Problem to solve:
Exactly reproduce each of the entries shown below.

The input:

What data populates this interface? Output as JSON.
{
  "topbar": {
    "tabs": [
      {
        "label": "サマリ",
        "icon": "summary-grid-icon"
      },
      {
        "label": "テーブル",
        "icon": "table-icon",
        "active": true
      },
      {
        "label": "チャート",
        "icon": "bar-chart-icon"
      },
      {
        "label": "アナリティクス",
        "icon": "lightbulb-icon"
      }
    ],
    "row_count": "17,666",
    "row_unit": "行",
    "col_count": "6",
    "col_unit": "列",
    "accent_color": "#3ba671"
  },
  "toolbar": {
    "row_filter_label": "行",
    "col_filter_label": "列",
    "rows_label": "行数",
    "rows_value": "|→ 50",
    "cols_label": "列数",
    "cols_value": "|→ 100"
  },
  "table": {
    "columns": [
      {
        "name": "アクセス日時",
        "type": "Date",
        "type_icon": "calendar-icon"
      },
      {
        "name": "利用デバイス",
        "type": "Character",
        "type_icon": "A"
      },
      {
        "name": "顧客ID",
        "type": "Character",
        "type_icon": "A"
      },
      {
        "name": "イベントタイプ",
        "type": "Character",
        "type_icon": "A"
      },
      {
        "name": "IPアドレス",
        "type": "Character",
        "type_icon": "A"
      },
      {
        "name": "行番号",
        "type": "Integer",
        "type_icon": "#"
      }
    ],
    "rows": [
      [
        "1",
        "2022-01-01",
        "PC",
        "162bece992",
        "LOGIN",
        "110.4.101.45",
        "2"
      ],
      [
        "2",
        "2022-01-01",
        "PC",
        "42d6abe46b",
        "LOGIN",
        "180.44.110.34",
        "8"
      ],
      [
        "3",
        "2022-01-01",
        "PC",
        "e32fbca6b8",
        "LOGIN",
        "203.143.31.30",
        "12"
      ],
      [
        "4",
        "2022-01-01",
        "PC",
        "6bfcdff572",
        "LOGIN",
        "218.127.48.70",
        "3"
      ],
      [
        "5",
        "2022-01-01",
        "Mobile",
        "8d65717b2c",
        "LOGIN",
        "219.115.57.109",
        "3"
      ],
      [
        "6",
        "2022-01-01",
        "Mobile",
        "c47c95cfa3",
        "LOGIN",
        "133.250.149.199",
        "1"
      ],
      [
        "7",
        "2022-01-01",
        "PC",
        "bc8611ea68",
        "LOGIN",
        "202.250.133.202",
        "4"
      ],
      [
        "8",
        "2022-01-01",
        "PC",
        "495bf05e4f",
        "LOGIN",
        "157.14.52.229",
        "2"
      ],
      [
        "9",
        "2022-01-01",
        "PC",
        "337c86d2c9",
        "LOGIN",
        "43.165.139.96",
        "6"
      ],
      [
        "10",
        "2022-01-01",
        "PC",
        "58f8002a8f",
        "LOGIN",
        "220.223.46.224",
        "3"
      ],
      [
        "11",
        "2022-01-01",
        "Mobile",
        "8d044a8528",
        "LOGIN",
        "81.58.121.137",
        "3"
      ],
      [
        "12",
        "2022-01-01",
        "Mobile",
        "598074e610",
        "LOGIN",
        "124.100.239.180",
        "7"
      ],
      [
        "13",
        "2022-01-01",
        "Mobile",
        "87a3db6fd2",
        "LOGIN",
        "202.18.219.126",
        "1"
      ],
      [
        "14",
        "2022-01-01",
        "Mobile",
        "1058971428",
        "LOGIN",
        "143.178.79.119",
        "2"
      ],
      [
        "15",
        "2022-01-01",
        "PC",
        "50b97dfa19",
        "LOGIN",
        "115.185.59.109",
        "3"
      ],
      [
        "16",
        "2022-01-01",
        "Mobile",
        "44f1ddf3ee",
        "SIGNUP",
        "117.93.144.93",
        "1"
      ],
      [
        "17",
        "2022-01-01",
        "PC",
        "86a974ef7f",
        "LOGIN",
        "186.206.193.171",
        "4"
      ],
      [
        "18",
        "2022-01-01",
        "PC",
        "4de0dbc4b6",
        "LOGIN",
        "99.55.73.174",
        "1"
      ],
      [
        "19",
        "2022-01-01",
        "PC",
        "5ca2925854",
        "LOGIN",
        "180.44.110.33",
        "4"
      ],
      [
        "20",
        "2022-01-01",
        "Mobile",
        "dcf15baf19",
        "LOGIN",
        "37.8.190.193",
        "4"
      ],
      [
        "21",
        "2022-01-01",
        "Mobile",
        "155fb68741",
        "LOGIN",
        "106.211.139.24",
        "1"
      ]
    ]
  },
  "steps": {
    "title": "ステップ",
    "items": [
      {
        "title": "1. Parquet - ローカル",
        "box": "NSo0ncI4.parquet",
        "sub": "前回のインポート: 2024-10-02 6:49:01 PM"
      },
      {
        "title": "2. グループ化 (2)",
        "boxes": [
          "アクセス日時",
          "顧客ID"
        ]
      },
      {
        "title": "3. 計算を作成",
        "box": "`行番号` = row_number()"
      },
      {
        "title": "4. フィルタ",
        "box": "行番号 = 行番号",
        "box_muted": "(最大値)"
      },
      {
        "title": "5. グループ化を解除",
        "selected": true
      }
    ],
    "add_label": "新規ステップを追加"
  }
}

Solved exercise:
What data populates this interface? Output as JSON.
{
  "topbar": {
    "tabs": [
      {
        "label": "サマリ",
        "icon": "summary-grid-icon"
      },
      {
        "label": "テーブル",
        "icon": "table-icon",
        "active": true
      },
      {
        "label": "チャート",
        "icon": "bar-chart-icon"
      },
      {
        "label": "アナリティクス",
        "icon": "lightbulb-icon"
      }
    ],
    "row_count": "17,666",
    "row_unit": "行",
    "col_count": "6",
    "col_unit": "列",
    "accent_color": "#3ba671"
  },
  "toolbar": {
    "row_filter_label": "行",
    "col_filter_label": "列",
    "rows_label": "行数",
    "rows_value": "|→ 50",
    "cols_label": "列数",
    "cols_value": "|→ 100"
  },
  "table": {
    "columns": [
      {
        "name": "アクセス日時",
        "type": "Date",
        "type_icon": "calendar-icon"
      },
      {
        "name": "利用デバイス",
        "type": "Character",
        "type_icon": "A"
      },
      {
        "name": "顧客ID",
        "type": "Character",
        "type_icon": "A"
      },
      {
        "name": "イベントタイプ",
        "type": "Character",
        "type_icon": "A"
      },
      {
        "name": "IPアドレス",
        "type": "Character",
        "type_icon": "A"
      },
      {
        "name": "行番号",
        "type": "Integer",
        "type_icon": "#"
      }
    ],
    "rows": [
      [
        "1",
        "2022-01-01",
        "PC",
        "162bece992",
        "LOGIN",
        "110.4.101.45",
        "2"
      ],
      [
        "2",
        "2022-01-01",
        "PC",
        "42d6abe46b",
        "LOGIN",
        "180.44.110.34",
        "8"
      ],
      [
        "3",
        "2022-01-01",
        "PC",
        "e32fbca6b8",
        "LOGIN",
        "203.143.31.30",
        "12"
      ],
      [
        "4",
        "2022-01-01",
        "PC",
        "6bfcdff572",
        "LOGIN",
        "218.127.48.70",
        "3"
      ],
      [
        "5",
        "2022-01-01",
        "Mobile",
        "8d65717b2c",
        "LOGIN",
        "219.115.57.109",
        "3"
      ],
      [
        "6",
        "2022-01-01",
        "Mobile",
        "c47c95cfa3",
        "LOGIN",
        "133.250.149.199",
        "1"
      ],
      [
        "7",
        "2022-01-01",
        "PC",
        "bc8611ea68",
        "LOGIN",
        "202.250.133.202",
        "4"
      ],
      [
        "8",
        "2022-01-01",
        "PC",
        "495bf05e4f",
        "LOGIN",
        "157.14.52.229",
        "2"
      ],
      [
        "9",
        "2022-01-01",
        "PC",
        "337c86d2c9",
        "LOGIN",
        "43.165.139.96",
        "6"
      ],
      [
        "10",
        "2022-01-01",
        "PC",
        "58f8002a8f",
        "LOGIN",
        "220.223.46.224",
        "3"
      ],
      [
        "11",
        "2022-01-01",
        "Mobile",
        "8d044a8528",
        "LOGIN",
        "81.58.121.137",
        "3"
      ],
      [
        "12",
        "2022-01-01",
        "Mobile",
        "598074e610",
        "LOGIN",
        "124.100.239.180",
        "7"
      ],
      [
        "13",
        "2022-01-01",
        "Mobile",
        "87a3db6fd2",
        "LOGIN",
        "202.18.219.126",
        "1"
      ],
      [
        "14",
        "2022-01-01",
        "Mobile",
        "1058971428",
        "LOGIN",
        "143.178.79.119",
        "2"
      ],
      [
        "15",
        "2022-01-01",
        "PC",
        "50b97dfa19",
        "LOGIN",
        "115.185.59.109",
        "3"
      ],
      [
        "16",
        "2022-01-01",
        "Mobile",
        "44f1ddf3ee",
        "SIGNUP",
        "117.93.144.93",
        "1"
      ],
      [
        "17",
        "2022-01-01",
        "PC",
        "86a974ef7f",
        "LOGIN",
        "186.206.193.171",
        "4"
      ],
      [
        "18",
        "2022-01-01",
        "PC",
        "4de0dbc4b6",
        "LOGIN",
        "99.55.73.174",
        "1"
      ],
      [
        "19",
        "2022-01-01",
        "PC",
        "5ca2925854",
        "LOGIN",
        "180.44.110.33",
        "4"
      ],
      [
        "20",
        "2022-01-01",
        "Mobile",
        "dcf15baf19",
        "LOGIN",
        "37.8.190.193",
        "4"
      ],
      [
        "21",
        "2022-01-01",
        "Mobile",
        "155fb68741",
        "LOGIN",
        "106.211.139.24",
        "1"
      ]
    ]
  },
  "steps": {
    "title": "ステップ",
    "items": [
      {
        "title": "1. Parquet - ローカル",
        "box": "NSo0ncI4.parquet",
        "sub": "前回のインポート: 2024-10-02 6:49:01 PM"
      },
      {
        "title": "2. グループ化 (2)",
        "boxes": [
          "アクセス日時",
          "顧客ID"
        ]
      },
      {
        "title": "3. 計算を作成",
        "box": "`行番号` = row_number()"
      },
      {
        "title": "4. フィルタ",
        "box": "行番号 = 行番号",
        "box_muted": "(最大値)"
      },
      {
        "title": "5. グループ化を解除",
        "selected": true
      }
    ],
    "add_label": "新規ステップを追加"
  }
}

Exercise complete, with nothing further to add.